Table taken from "Managing change to win in today's global village", 5 & 6 February 1999. 20th Century 21st Century Stability and Predictability Discontinous change, continuous improvement Size and scale Speed and responsivness Top-down "command and control" Empowerment; leadership from everybody Organisational rigidity "Virtual" organisations, permanent flexibility Control by rules and hierarchy Control by vision and values Information closely guarded Information shared Rational, quantitative analysis Creativity, intuition Need for certainty Tolerance of ambiguity Reactive; risk-averse Proactive; entrepreneurial Process driven Results driven Corporate independence and autonomy Interdependance; strategic alliances Vertical integration "Virtual" integration Internal organisational focus Focus on competitive environment Consensus Constructive contention Domestic market orientation International focus Competitive advantage Collaborative advantage Sustainable competitive advantage Hyper-competitive, constant reinvention of advantage Competiting for todays market Creating tommorrow's markets The shift in paradigm fits a lot with other work stipulating the rise of the knowledge economy. How the organisations of the future will be very different from those of the past. Where reliance on human capital will be key to ensuring that your firm stays current in the race for competitive advantage, or as the table mentions is an environment of hyper-competition where firms are required to constantly reinvent advantage. This fits with "Blue Ocean Strategy" where you have to constantly compete by inventing market space, where innovation and risk-taking is valued.

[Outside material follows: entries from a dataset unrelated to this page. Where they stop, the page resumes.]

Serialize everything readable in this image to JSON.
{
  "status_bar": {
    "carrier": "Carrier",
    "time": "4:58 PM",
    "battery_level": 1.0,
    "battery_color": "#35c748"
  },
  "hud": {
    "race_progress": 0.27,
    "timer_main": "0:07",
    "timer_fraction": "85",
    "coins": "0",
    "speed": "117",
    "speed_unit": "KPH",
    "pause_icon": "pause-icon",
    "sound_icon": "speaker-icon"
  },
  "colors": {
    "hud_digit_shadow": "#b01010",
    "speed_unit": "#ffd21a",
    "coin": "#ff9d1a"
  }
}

This paradigm is visible in the technology sector, however, has it made inroads into more conventional sectors. I would argue that it has. GE now does local research in places like India and China, and the stripped down products are sold across the world as they provide greater value. Companies like 37signals which started life as a web design firm is now one of the most competitive web applications firms in the world, and according to founders' book Rework had only 16 employees in 2 different continents who managed a company which made multi-million dollar profits annually.